from The American Heritage® Dictionary of the English Language, 5th Edition.
- noun The branch of medicine that deals with the classification of diseases.
- noun A classification of diseases.
from The Century Dictionary.
- noun A systematic arrangement or classification of diseases; that branch of medical science which treats of the classification of diseases.
from the GNU version of the Collaborative International Dictionary of English.
- noun A systematic arrangement, or classification, of diseases.
- noun That branch of medical science which treats of diseases, or of the classification of diseases.
from Wiktionary, Creative Commons Attribution/Share-Alike License.
- noun A
treatiseor written classification of diseases.
- noun The study of
diseases; the systematic investigation or classification of disease.
- noun The characteristics or scientific understanding of a specific
from WordNet 3.0 Copyright 2006 by Princeton University. All rights reserved.
- noun the branch of medical science dealing with the classification of disease
from Wiktionary, Creative Commons Attribution/Share-Alike License
He will surely die; and of a disease that answers no description in nosology (194).
"anomaly," and who taught that, though an anomaly may constitute a predisposition to disease, the study of anomalies -- pathology, as he called it, teratology as we may perhaps prefer to call it -- is not the study of disease, which he termed nosology; the study of the abnormal is perfectly distinct from the study of the morbid.

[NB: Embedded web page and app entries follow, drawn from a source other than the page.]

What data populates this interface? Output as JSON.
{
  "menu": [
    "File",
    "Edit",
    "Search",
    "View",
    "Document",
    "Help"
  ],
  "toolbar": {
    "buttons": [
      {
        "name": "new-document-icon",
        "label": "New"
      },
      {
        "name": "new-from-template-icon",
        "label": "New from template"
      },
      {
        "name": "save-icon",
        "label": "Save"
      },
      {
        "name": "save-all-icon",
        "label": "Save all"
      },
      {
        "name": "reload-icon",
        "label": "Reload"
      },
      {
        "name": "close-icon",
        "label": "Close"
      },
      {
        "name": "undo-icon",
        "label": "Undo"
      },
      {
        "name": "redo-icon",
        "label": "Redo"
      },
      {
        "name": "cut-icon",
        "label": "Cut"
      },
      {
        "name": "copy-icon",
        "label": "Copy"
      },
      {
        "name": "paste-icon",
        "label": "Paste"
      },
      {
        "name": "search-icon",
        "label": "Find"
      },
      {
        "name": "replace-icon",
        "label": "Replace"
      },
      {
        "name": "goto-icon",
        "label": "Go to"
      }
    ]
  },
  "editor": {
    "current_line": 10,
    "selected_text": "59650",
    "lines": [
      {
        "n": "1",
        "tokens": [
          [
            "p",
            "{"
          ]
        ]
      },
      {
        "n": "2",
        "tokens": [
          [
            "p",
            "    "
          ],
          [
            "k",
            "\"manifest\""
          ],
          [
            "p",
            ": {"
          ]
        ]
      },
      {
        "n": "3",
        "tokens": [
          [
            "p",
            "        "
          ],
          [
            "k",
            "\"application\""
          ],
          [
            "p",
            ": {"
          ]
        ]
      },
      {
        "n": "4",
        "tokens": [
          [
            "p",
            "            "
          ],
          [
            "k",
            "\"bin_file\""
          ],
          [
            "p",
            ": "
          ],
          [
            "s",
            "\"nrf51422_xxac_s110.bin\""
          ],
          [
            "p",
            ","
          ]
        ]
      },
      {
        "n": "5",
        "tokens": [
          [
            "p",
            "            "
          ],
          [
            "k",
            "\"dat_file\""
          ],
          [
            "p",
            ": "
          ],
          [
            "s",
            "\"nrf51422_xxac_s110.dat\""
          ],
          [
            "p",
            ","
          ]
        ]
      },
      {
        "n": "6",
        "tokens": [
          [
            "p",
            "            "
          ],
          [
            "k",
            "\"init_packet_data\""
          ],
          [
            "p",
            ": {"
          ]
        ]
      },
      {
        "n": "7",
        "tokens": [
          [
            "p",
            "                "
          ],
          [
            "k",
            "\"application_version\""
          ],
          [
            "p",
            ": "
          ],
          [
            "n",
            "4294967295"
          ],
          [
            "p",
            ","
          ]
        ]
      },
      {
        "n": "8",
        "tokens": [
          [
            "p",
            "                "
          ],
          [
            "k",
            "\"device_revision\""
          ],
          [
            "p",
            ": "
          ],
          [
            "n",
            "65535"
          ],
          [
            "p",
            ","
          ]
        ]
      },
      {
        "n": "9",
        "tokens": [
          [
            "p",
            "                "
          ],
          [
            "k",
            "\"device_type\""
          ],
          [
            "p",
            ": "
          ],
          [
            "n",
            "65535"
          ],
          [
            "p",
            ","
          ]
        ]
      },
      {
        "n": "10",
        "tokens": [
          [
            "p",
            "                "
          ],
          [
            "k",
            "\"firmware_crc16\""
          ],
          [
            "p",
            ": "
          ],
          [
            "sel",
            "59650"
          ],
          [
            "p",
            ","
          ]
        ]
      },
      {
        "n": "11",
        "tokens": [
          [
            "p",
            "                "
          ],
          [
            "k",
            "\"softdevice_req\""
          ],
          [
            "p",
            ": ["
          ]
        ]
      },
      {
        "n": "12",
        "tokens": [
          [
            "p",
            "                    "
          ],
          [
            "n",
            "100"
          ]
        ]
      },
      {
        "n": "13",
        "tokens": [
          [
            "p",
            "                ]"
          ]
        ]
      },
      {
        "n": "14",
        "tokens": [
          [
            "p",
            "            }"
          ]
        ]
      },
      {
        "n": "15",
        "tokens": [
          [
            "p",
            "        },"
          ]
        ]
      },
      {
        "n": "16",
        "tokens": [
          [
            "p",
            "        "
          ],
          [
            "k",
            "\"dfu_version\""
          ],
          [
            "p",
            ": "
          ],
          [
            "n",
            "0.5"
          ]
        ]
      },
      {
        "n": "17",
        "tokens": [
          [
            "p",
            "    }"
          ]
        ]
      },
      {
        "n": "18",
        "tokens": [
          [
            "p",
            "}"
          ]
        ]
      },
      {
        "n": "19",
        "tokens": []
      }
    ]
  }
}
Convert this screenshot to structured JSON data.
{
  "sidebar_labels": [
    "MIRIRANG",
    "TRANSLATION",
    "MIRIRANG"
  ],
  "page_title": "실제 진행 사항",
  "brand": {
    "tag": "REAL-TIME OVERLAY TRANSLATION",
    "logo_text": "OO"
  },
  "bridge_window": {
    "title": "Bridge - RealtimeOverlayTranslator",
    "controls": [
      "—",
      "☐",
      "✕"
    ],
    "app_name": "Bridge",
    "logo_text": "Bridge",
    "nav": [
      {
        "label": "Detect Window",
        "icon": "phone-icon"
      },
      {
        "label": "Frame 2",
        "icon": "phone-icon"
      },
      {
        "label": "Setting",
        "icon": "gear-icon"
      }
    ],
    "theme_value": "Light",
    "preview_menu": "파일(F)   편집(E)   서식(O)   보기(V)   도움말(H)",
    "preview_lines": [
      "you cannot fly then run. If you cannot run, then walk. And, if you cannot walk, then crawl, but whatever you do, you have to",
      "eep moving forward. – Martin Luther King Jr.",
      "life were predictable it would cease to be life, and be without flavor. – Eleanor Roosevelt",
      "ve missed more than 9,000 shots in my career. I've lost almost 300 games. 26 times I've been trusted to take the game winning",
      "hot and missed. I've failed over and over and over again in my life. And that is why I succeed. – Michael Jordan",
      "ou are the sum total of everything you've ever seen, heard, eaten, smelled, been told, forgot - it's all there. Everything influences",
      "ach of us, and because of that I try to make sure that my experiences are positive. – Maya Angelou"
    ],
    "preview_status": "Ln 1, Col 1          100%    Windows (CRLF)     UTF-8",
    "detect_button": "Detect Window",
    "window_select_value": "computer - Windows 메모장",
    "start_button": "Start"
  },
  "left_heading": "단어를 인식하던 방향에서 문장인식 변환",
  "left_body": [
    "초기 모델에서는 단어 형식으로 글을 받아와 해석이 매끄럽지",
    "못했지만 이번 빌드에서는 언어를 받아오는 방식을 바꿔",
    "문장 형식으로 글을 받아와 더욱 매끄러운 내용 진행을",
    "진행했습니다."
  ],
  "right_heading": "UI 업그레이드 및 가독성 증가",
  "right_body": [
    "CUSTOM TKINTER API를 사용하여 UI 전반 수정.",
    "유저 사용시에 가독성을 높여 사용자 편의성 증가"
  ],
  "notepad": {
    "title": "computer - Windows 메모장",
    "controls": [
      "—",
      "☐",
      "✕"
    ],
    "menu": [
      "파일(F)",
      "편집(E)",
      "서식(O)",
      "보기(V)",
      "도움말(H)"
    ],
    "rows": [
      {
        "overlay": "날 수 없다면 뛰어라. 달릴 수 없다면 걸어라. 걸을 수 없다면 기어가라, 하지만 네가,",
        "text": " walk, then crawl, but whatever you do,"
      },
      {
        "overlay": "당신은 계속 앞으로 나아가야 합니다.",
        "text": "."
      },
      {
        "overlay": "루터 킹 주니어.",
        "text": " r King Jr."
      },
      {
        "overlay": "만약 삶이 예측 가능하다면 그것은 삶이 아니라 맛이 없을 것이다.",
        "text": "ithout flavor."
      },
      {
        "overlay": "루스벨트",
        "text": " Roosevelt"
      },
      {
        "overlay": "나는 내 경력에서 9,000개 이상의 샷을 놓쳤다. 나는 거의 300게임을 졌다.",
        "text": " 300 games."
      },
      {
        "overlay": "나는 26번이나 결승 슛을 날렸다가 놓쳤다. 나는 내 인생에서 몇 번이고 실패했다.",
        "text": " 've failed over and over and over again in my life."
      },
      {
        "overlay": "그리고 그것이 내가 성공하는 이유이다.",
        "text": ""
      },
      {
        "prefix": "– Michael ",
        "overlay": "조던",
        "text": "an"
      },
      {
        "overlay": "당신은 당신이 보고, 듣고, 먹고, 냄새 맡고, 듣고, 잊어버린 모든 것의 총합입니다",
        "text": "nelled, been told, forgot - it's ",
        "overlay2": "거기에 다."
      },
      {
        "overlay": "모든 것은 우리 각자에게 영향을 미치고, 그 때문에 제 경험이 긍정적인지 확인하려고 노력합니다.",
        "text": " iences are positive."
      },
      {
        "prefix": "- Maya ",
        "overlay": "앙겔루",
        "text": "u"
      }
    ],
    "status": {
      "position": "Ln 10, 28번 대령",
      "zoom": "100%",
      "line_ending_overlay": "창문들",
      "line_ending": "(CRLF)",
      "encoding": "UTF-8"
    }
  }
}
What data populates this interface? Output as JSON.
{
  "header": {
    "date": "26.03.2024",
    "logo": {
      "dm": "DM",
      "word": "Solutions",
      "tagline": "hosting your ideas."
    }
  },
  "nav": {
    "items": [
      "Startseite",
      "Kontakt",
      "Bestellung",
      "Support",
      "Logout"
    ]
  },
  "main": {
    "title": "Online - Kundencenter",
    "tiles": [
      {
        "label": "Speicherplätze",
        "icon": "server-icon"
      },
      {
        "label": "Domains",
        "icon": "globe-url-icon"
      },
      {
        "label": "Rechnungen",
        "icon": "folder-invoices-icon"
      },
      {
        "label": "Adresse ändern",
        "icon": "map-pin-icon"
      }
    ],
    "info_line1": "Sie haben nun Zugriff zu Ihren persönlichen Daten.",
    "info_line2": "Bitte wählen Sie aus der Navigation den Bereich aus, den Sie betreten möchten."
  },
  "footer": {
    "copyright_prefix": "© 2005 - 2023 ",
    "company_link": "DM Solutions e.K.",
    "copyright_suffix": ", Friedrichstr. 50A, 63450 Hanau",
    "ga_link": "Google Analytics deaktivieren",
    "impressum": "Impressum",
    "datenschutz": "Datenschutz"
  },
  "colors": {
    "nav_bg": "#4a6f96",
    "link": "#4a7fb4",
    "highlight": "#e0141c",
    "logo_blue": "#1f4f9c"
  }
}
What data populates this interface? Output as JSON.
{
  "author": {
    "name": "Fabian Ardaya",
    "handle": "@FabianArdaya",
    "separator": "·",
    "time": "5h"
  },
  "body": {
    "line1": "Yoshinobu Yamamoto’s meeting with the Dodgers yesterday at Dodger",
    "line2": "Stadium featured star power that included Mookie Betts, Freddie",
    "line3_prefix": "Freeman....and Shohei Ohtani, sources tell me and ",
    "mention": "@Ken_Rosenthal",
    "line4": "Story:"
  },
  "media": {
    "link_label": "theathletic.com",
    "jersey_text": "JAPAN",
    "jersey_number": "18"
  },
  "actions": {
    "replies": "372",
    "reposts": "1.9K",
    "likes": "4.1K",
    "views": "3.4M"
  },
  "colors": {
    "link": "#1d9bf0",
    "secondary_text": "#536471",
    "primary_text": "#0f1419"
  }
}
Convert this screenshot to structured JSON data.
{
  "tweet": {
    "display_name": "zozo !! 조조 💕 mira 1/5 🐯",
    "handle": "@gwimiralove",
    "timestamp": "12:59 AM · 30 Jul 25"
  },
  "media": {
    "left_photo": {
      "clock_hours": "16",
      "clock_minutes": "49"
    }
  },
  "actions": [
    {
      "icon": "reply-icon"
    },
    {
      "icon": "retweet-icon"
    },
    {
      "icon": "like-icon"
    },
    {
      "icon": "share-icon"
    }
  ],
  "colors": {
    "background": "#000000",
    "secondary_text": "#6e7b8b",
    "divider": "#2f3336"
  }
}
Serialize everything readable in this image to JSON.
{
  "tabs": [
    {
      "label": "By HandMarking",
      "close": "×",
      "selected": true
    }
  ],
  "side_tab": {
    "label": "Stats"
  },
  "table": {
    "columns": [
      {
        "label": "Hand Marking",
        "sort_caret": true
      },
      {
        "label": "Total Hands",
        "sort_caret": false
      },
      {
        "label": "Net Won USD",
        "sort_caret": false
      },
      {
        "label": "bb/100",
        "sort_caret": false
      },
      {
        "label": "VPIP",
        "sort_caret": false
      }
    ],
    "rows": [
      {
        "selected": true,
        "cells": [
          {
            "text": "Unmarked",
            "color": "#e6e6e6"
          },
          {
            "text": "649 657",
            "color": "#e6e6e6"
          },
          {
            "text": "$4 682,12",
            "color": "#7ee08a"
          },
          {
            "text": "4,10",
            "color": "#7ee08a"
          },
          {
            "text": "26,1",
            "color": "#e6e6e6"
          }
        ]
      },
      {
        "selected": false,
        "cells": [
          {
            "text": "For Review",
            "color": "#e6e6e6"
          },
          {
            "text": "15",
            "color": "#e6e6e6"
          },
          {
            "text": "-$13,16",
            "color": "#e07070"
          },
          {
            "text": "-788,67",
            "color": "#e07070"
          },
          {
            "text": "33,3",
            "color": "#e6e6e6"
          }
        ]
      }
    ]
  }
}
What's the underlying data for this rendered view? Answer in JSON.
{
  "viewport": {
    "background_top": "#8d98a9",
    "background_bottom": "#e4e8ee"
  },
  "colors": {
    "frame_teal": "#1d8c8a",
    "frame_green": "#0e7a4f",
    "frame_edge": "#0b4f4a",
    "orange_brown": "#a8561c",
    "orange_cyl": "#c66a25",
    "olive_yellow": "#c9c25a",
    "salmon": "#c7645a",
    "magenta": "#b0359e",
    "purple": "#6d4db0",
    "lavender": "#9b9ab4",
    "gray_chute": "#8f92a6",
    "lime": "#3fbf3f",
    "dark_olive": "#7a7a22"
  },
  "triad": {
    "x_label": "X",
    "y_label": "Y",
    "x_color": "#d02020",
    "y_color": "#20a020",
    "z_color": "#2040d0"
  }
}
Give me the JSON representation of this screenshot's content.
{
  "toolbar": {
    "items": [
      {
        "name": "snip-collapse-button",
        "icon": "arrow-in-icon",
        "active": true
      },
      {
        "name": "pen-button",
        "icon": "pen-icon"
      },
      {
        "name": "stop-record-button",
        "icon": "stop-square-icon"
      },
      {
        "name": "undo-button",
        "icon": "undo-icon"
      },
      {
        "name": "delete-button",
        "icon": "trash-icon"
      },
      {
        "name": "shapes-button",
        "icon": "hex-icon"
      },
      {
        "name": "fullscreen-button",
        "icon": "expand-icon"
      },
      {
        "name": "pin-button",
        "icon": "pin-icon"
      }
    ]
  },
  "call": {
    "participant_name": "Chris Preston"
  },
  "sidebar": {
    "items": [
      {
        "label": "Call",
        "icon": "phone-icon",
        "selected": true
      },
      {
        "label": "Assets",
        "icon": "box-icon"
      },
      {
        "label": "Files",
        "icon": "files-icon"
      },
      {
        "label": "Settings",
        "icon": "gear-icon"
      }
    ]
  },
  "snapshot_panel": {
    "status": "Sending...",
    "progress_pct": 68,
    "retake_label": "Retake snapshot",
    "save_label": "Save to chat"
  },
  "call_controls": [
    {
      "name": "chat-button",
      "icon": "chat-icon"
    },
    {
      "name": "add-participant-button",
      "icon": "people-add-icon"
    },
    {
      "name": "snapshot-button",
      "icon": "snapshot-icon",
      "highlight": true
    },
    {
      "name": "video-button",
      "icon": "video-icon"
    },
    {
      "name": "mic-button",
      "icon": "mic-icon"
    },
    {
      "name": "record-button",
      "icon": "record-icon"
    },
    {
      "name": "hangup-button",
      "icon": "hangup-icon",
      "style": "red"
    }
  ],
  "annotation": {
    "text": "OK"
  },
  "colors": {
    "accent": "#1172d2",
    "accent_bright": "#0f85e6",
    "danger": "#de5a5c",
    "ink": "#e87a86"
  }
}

Indeed, the bad name that proverbially hangs the dog has already been given to the one under consideration, for bibliomania is older in the technology of this kind of nosology than dipsomania, which is now understood to be an almost established ground for seclusion, and deprivation of the management of one's own affairs.
By the time the book came out, Kraepelinian nosology was all the rage in psychiatric circles; a standardized language had been just what the doctor ordered, and psychiatrists everywhere awaited every new edition with great anticipation.
The answer has little to do with nosology or therapeutics and everything to do with marketing.
While Adolf Meyer was bringing European nosology to the New World, America was working its charms on him.
So was his therapeutic nihilism, his conviction that nosology was enough, that when it came to mental illness, there was nothing to be done for the patient.
While his colleagues were getting a head start on cocktail hour, however, Spitzer and a small group of researchers were busy at work, creating a reliable nosology.
Without a reliable nosology—a systematic way to name the varieties of insanity—doctors could neither communicate with one another or, more important, demonstrate to a patient, his family, and the general public that they knew what they were talking about when they rendered a diagnosis.
So just a few years before Prozac came along, psychiatrists turned to what they called a descriptive nosology.